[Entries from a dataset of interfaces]
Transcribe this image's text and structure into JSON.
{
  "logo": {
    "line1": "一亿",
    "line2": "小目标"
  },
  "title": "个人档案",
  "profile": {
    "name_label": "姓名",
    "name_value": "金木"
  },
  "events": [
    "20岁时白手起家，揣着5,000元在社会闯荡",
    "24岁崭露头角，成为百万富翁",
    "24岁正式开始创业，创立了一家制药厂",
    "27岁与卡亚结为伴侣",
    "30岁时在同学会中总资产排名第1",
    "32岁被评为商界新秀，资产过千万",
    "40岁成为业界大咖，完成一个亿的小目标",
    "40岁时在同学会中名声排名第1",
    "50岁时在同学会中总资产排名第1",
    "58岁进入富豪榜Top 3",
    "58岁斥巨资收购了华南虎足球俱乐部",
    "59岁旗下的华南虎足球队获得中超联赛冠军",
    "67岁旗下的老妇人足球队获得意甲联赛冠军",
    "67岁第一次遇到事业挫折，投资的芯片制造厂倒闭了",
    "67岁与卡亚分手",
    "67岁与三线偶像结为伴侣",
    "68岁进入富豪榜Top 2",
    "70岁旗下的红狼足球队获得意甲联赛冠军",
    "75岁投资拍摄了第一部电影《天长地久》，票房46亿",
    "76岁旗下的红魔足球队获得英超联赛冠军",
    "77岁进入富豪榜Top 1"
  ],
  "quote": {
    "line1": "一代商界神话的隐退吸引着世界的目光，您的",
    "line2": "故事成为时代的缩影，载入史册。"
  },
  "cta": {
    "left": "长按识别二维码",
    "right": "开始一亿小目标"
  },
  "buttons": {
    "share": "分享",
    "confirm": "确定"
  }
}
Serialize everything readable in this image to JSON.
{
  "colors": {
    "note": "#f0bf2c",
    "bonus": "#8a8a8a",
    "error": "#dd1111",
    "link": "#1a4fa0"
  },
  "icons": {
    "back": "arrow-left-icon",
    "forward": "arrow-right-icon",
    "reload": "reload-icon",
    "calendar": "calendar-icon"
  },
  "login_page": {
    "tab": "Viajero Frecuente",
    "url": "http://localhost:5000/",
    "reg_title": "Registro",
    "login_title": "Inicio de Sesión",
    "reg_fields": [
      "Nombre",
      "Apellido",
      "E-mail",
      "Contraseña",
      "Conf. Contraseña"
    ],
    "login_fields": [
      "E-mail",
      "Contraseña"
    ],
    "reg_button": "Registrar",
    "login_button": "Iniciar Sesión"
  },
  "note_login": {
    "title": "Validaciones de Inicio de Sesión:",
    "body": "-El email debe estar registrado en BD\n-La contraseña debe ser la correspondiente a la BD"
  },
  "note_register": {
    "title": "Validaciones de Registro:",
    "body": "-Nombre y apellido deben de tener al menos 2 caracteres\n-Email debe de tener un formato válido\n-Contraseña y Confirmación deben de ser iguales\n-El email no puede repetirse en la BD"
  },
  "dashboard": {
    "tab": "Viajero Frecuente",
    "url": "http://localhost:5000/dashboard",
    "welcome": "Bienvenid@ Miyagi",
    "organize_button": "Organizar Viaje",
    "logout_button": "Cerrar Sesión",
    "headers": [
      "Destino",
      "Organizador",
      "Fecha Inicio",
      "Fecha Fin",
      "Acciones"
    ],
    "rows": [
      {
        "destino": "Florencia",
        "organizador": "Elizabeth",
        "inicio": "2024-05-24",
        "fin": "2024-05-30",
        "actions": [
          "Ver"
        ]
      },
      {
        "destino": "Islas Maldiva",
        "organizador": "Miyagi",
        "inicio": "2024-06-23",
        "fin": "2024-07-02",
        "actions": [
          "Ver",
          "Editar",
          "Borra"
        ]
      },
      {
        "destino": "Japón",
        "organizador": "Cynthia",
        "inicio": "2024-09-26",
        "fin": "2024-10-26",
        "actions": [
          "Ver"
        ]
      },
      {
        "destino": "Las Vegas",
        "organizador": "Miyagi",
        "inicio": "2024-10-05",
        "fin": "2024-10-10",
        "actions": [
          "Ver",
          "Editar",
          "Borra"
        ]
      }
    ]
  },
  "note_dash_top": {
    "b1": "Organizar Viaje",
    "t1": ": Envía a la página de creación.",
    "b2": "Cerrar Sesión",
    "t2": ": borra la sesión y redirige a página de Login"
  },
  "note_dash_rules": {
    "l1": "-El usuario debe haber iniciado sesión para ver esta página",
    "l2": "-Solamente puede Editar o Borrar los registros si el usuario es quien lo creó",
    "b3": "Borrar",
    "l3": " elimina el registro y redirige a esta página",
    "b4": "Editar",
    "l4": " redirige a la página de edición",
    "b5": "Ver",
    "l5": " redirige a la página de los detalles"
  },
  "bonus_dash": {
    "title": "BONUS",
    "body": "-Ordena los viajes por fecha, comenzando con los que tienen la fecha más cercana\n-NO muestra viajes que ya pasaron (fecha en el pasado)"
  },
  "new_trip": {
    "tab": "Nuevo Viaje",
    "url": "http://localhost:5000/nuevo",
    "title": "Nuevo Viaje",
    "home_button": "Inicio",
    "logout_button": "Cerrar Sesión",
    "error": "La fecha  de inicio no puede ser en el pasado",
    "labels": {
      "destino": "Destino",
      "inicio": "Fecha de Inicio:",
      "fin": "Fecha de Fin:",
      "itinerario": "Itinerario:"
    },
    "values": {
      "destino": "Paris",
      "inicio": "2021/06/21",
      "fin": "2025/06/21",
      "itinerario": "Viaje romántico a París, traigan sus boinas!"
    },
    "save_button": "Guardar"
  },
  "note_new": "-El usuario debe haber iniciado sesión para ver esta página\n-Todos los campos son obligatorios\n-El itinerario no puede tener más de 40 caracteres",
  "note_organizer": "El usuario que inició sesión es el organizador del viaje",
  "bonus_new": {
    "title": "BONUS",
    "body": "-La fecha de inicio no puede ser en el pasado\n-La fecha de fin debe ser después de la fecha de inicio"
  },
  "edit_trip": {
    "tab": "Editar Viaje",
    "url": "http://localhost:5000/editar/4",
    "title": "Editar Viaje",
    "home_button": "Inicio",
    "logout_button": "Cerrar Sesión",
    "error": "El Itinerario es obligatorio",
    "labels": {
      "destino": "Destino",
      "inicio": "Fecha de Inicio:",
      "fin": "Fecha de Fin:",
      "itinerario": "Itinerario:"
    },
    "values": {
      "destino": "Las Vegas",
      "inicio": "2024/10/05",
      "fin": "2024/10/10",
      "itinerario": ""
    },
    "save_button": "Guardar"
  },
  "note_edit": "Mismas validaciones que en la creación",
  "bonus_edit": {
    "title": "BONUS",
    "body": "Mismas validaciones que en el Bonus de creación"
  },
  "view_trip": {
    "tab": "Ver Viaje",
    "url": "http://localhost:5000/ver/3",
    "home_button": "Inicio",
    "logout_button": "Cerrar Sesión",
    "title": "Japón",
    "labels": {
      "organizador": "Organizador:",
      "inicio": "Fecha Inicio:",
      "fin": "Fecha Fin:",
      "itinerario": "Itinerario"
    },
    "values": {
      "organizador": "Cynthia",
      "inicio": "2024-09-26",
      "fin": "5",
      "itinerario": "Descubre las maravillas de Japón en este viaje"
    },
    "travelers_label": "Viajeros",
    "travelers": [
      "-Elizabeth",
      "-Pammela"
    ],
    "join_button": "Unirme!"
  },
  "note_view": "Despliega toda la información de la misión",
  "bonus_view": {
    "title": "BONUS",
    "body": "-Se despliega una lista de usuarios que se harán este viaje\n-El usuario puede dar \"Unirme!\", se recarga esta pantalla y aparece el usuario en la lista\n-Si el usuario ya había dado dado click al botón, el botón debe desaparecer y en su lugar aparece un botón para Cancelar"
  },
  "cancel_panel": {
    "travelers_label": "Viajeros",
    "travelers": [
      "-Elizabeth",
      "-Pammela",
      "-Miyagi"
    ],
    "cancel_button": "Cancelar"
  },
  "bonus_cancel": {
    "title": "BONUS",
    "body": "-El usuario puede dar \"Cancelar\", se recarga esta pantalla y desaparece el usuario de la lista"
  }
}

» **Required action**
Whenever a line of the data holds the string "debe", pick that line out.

» **Exercise response**
    "body": "-El email debe estar registrado en BD\n-La contraseña debe ser la correspondiente a la BD"
    "body": "-Nombre y apellido deben de tener al menos 2 caracteres\n-Email debe de tener un formato válido\n-Contraseña y Confirmación deben de ser iguales\n-El email no puede repetirse en la BD"
    "l1": "-El usuario debe haber iniciado sesión para ver esta página",
  "note_new": "-El usuario debe haber iniciado sesión para ver esta página\n-Todos los campos son obligatorios\n-El itinerario no puede tener más de 40 caracteres",
    "body": "-La fecha de inicio no puede ser en el pasado\n-La fecha de fin debe ser después de la fecha de inicio"
    "body": "-Se despliega una lista de usuarios que se harán este viaje\n-El usuario puede dar \"Unirme!\", se recarga esta pantalla y aparece el usuario en la lista\n-Si el usuario ya había dado dado click al botón, el botón debe desaparecer y en su lugar aparece un botón para Cancelar"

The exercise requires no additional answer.